◆ **Your instructions**
Without the pictures, set down every record below exactly as it reads.

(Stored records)
********

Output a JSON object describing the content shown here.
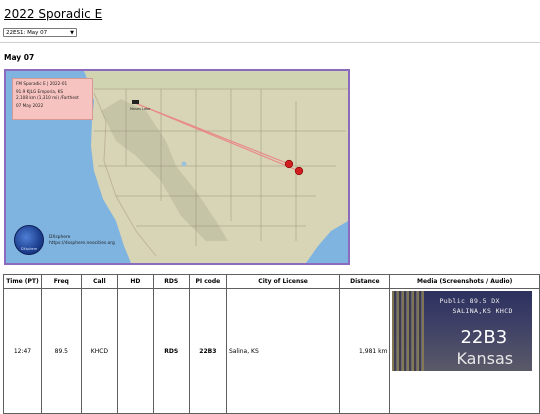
{
  "page": {
    "title": "2022 Sporadic E",
    "select_value": "22ES1: May 07",
    "section_date": "May 07"
  },
  "map": {
    "infobox": {
      "line1": "FM Sporadic E  |  2022-01",
      "line2": "91.9 KJLG Emporia, KS",
      "line3": "2,108 km (1,310 mi) /Farthest",
      "line4": "07 May 2022"
    },
    "home_label": "Moses Lake",
    "logo": {
      "badge_text": "DXsphere",
      "name": "DXsphere",
      "url": "https://dxsphere.neocities.org"
    },
    "colors": {
      "ocean": "#7fb4e0",
      "land": "#d8d4b6",
      "path_line": "#e88a86",
      "marker": "#d11f1f",
      "frame": "#8a6bbd"
    }
  },
  "table": {
    "headers": [
      "Time (PT)",
      "Freq",
      "Call",
      "HD",
      "RDS",
      "PI code",
      "City of License",
      "Distance",
      "Media (Screenshots / Audio)"
    ],
    "rows": [
      {
        "time": "12:47",
        "freq": "89.5",
        "call": "KHCD",
        "hd": "",
        "rds": "RDS",
        "pi": "22B3",
        "city": "Salina, KS",
        "distance": "1,981 km",
        "media": {
          "line1": "Public  89.5  DX",
          "line2": "SALINA,KS  KHCD",
          "big": "22B3",
          "big2": "Kansas"
        }
      }
    ]
  }
}
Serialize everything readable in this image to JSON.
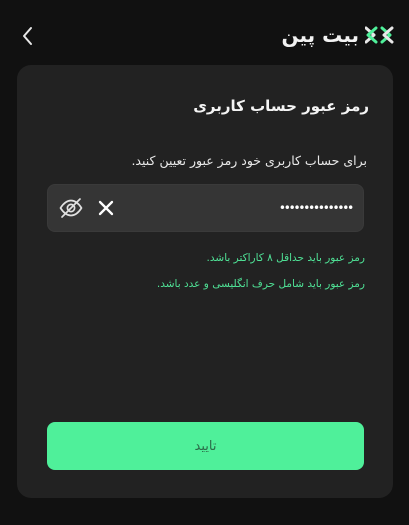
{
  "header": {
    "back_icon": "chevron-left-icon",
    "brand_name": "بیت پین",
    "brand_icon": "bitpin-logo-icon"
  },
  "card": {
    "title": "رمز عبور حساب کاربری",
    "description": "برای حساب کاربری خود رمز عبور تعیین کنید.",
    "password_field": {
      "value": "•••••••••••••••",
      "toggle_icon": "eye-off-icon",
      "clear_icon": "close-icon"
    },
    "rules": [
      "رمز عبور باید حداقل ۸ کاراکتر باشد.",
      "رمز عبور باید شامل حرف انگلیسی و عدد باشد."
    ],
    "confirm_label": "تایید"
  },
  "colors": {
    "background": "#111111",
    "card": "#222222",
    "field": "#353535",
    "accent_green": "#4ff09a",
    "rule_text": "#4fe296"
  }
}
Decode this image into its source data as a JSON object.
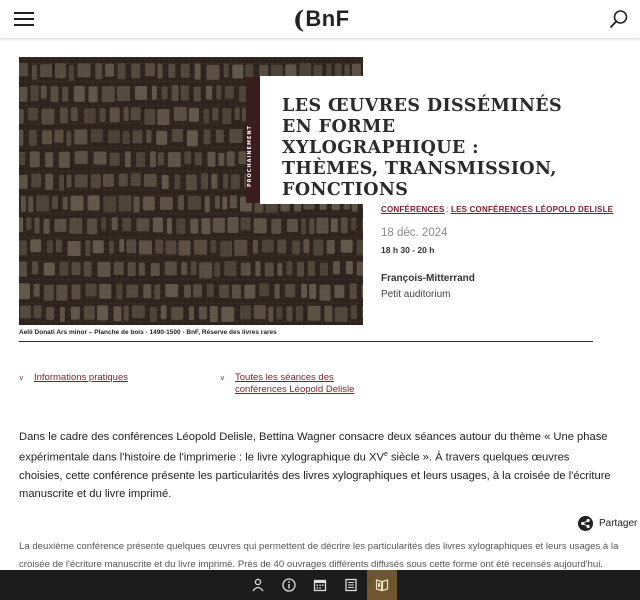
{
  "header": {
    "logo_paren": "(",
    "logo_text": "BnF",
    "menu_icon": "hamburger-icon",
    "search_icon": "search-icon"
  },
  "hero": {
    "side_tag": "PROCHAINEMENT",
    "title": "Les Œuvres disséminés en forme xylographique : thèmes, transmission, fonctions",
    "caption": "Aelii Donati Ars minor – Planche de bois - 1490-1500 - BnF, Réserve des livres rares"
  },
  "meta": {
    "category1": "Conférences",
    "separator": ":",
    "category2": "Les conférences Léopold Delisle",
    "date": "18 déc. 2024",
    "time": "18 h 30 - 20 h",
    "place": "François-Mitterrand",
    "room": "Petit auditorium"
  },
  "links": {
    "practical": "Informations pratiques",
    "all_sessions": "Toutes les séances des conférences Léopold Delisle"
  },
  "intro": {
    "before_sup": "Dans le cadre des conférences Léopold Delisle, Bettina Wagner consacre deux séances autour du thème « Une phase expérimentale dans l'histoire de l'imprimerie : le livre xylographique du XV",
    "sup": "e",
    "after_sup": " siècle ». À travers quelques œuvres choisies, cette conférence présente les particularités des livres xylographiques et leurs usages, à la croisée de l'écriture manuscrite et du livre imprimé."
  },
  "share": {
    "label": "Partager",
    "icon": "share-icon"
  },
  "body2": "La deuxième conférence présente quelques œuvres qui permettent de décrire les particularités des livres xylographiques et leurs usages à la croisée de l'écriture manuscrite et du livre imprimé. Près de 40 ouvrages différents diffusés sous cette forme ont été recensés aujourd'hui. Parmi",
  "bottom_nav": {
    "items": [
      "visitor-icon",
      "info-icon",
      "calendar-icon",
      "catalogue-icon",
      "gallica-icon"
    ],
    "active_index": 4
  },
  "colors": {
    "accent": "#7a1f2b",
    "tag_bg": "#3b1c1f",
    "bottom_bar": "#1c1c1c",
    "bottom_active": "#6e5730"
  }
}
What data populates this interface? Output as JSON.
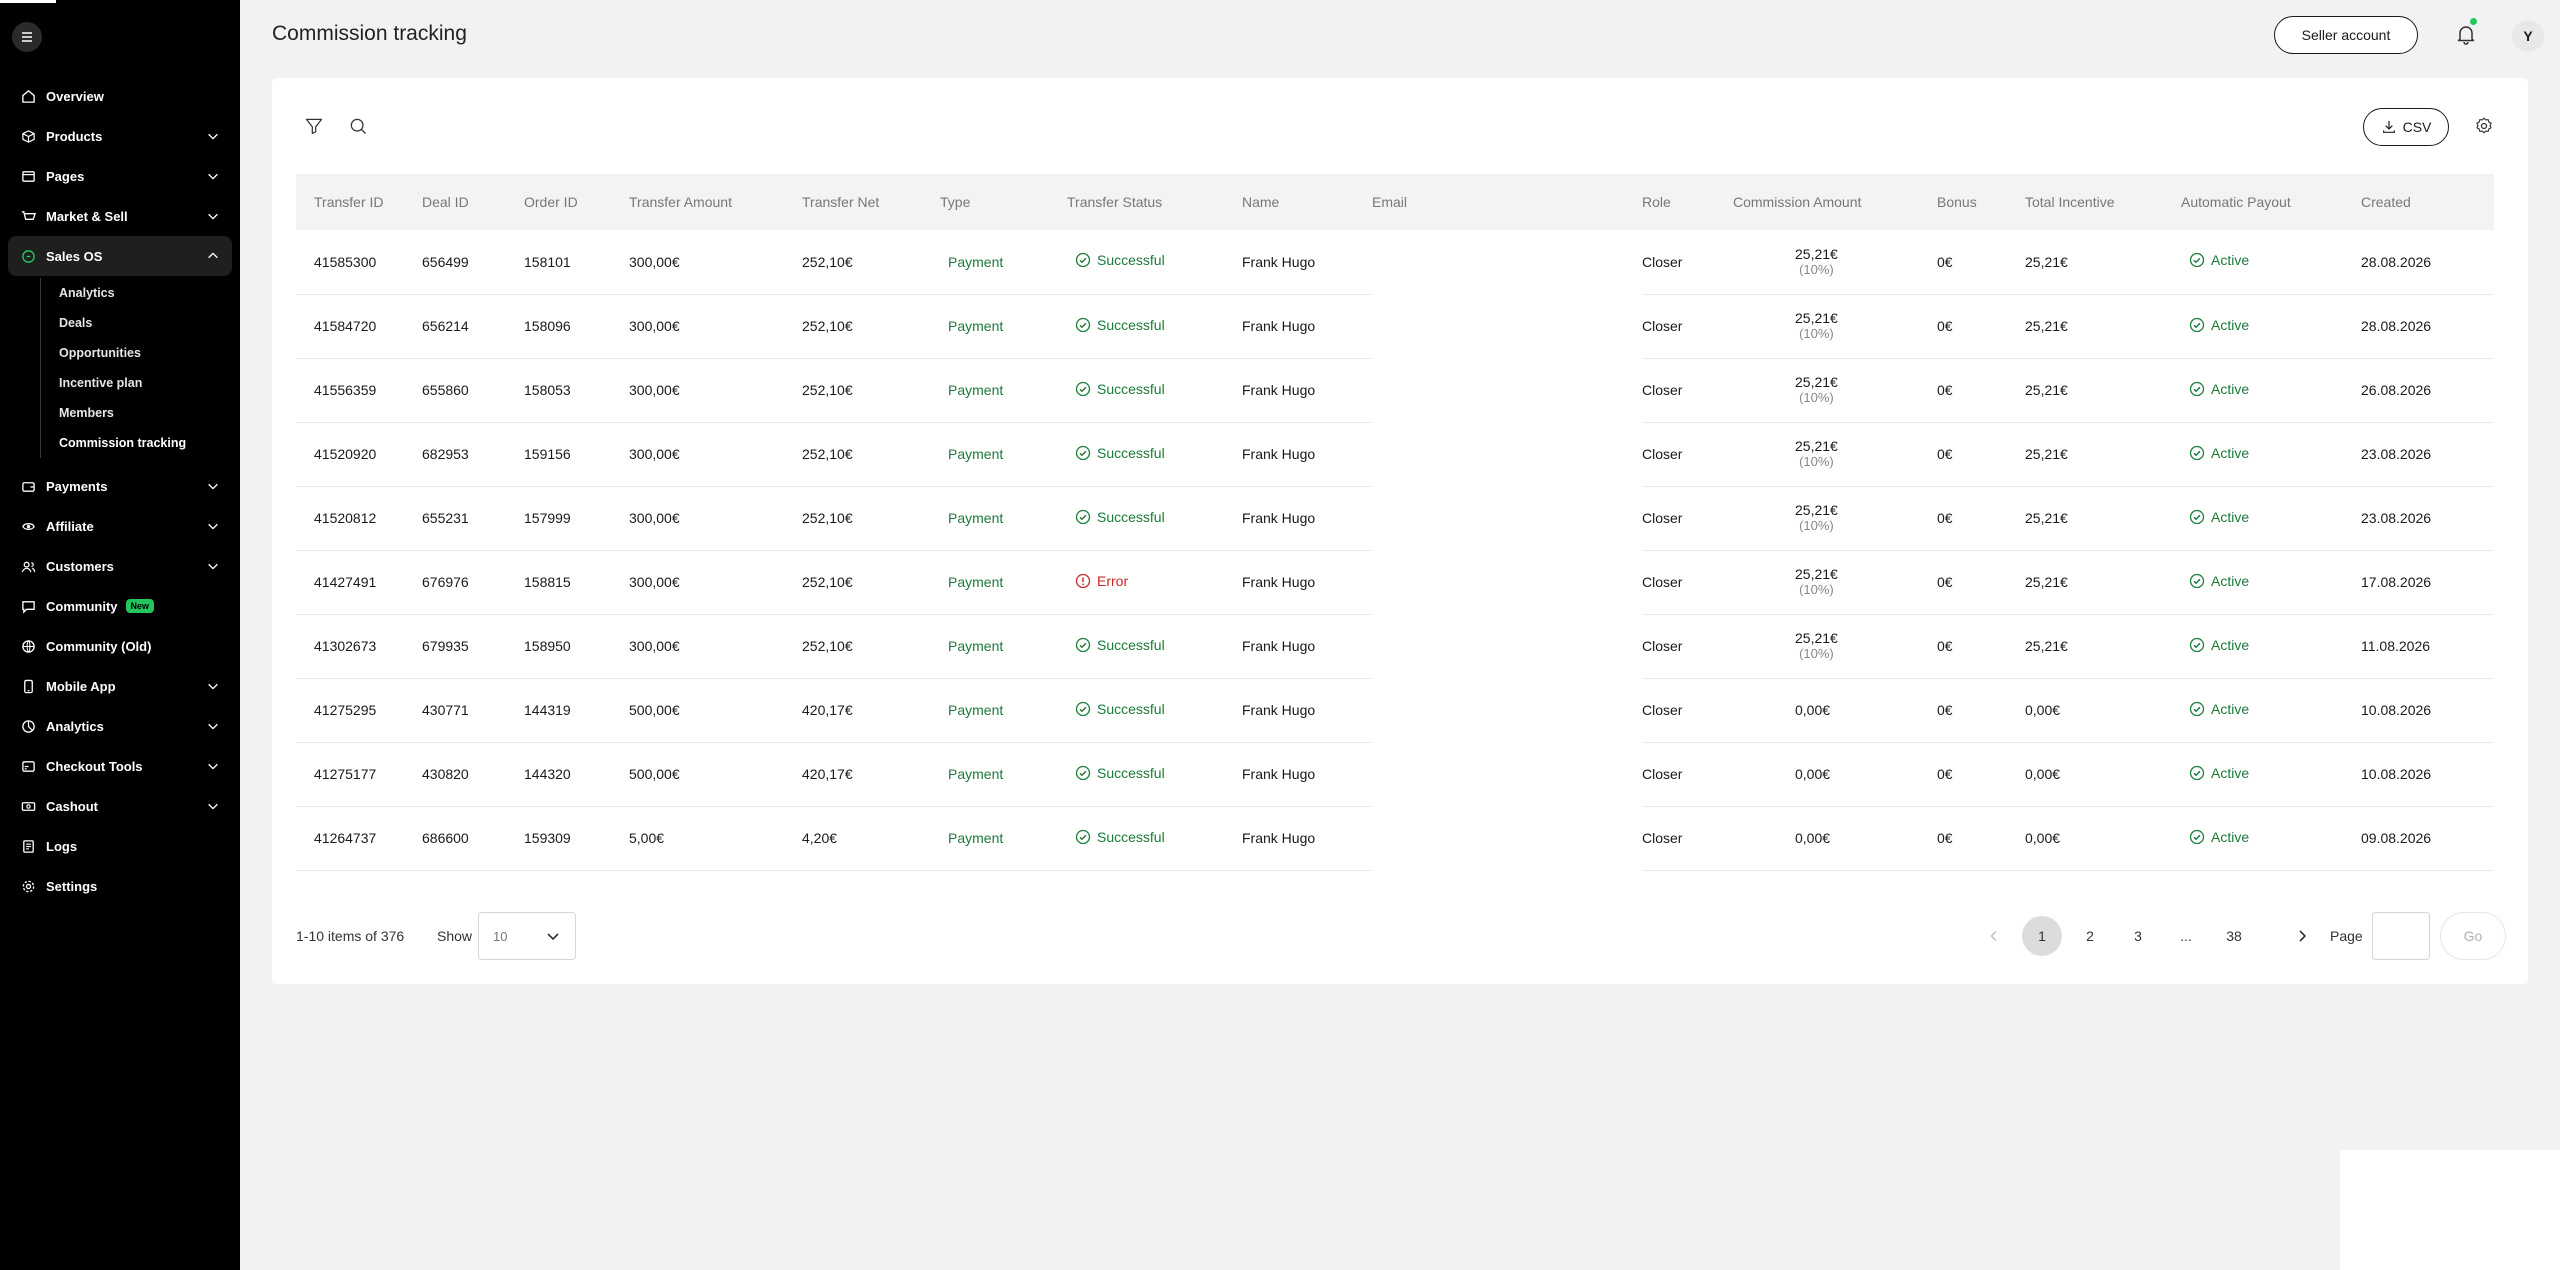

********

◆ **Solution to this problem**
Output a JSON object describing the content shown here.
{
  "page": {
    "title": "2022 Sporadic E",
    "select_value": "22ES1: May 07",
    "section_date": "May 07"
  },
  "map": {
    "infobox": {
      "line1": "FM Sporadic E  |  2022-01",
      "line2": "91.9 KJLG Emporia, KS",
      "line3": "2,108 km (1,310 mi) /Farthest",
      "line4": "07 May 2022"
    },
    "home_label": "Moses Lake",
    "logo": {
      "badge_text": "DXsphere",
      "name": "DXsphere",
      "url": "https://dxsphere.neocities.org"
    },
    "colors": {
      "ocean": "#7fb4e0",
      "land": "#d8d4b6",
      "path_line": "#e88a86",
      "marker": "#d11f1f",
      "frame": "#8a6bbd"
    }
  },
  "table": {
    "headers": [
      "Time (PT)",
      "Freq",
      "Call",
      "HD",
      "RDS",
      "PI code",
      "City of License",
      "Distance",
      "Media (Screenshots / Audio)"
    ],
    "rows": [
      {
        "time": "12:47",
        "freq": "89.5",
        "call": "KHCD",
        "hd": "",
        "rds": "RDS",
        "pi": "22B3",
        "city": "Salina, KS",
        "distance": "1,981 km",
        "media": {
          "line1": "Public  89.5  DX",
          "line2": "SALINA,KS  KHCD",
          "big": "22B3",
          "big2": "Kansas"
        }
      }
    ]
  }
}
Serialize everything readable in this image to JSON.
{
  "header": {
    "back_icon": "chevron-left-icon",
    "brand_name": "بیت پین",
    "brand_icon": "bitpin-logo-icon"
  },
  "card": {
    "title": "رمز عبور حساب کاربری",
    "description": "برای حساب کاربری خود رمز عبور تعیین کنید.",
    "password_field": {
      "value": "•••••••••••••••",
      "toggle_icon": "eye-off-icon",
      "clear_icon": "close-icon"
    },
    "rules": [
      "رمز عبور باید حداقل ۸ کاراکتر باشد.",
      "رمز عبور باید شامل حرف انگلیسی و عدد باشد."
    ],
    "confirm_label": "تایید"
  },
  "colors": {
    "background": "#111111",
    "card": "#222222",
    "field": "#353535",
    "accent_green": "#4ff09a",
    "rule_text": "#4fe296"
  }
}
Decode this image into its source data as a JSON object.
{
  "header": {
    "logo_paren": "(",
    "logo_text": "BnF",
    "menu_icon": "hamburger-icon",
    "search_icon": "search-icon"
  },
  "hero": {
    "side_tag": "PROCHAINEMENT",
    "title": "Les Œuvres disséminés en forme xylographique : thèmes, transmission, fonctions",
    "caption": "Aelii Donati Ars minor – Planche de bois - 1490-1500 - BnF, Réserve des livres rares"
  },
  "meta": {
    "category1": "Conférences",
    "separator": ":",
    "category2": "Les conférences Léopold Delisle",
    "date": "18 déc. 2024",
    "time": "18 h 30 - 20 h",
    "place": "François-Mitterrand",
    "room": "Petit auditorium"
  },
  "links": {
    "practical": "Informations pratiques",
    "all_sessions": "Toutes les séances des conférences Léopold Delisle"
  },
  "intro": {
    "before_sup": "Dans le cadre des conférences Léopold Delisle, Bettina Wagner consacre deux séances autour du thème « Une phase expérimentale dans l'histoire de l'imprimerie : le livre xylographique du XV",
    "sup": "e",
    "after_sup": " siècle ». À travers quelques œuvres choisies, cette conférence présente les particularités des livres xylographiques et leurs usages, à la croisée de l'écriture manuscrite et du livre imprimé."
  },
  "share": {
    "label": "Partager",
    "icon": "share-icon"
  },
  "body2": "La deuxième conférence présente quelques œuvres qui permettent de décrire les particularités des livres xylographiques et leurs usages à la croisée de l'écriture manuscrite et du livre imprimé. Près de 40 ouvrages différents diffusés sous cette forme ont été recensés aujourd'hui. Parmi",
  "bottom_nav": {
    "items": [
      "visitor-icon",
      "info-icon",
      "calendar-icon",
      "catalogue-icon",
      "gallica-icon"
    ],
    "active_index": 4
  },
  "colors": {
    "accent": "#7a1f2b",
    "tag_bg": "#3b1c1f",
    "bottom_bar": "#1c1c1c",
    "bottom_active": "#6e5730"
  }
}
What data populates this interface? Output as JSON.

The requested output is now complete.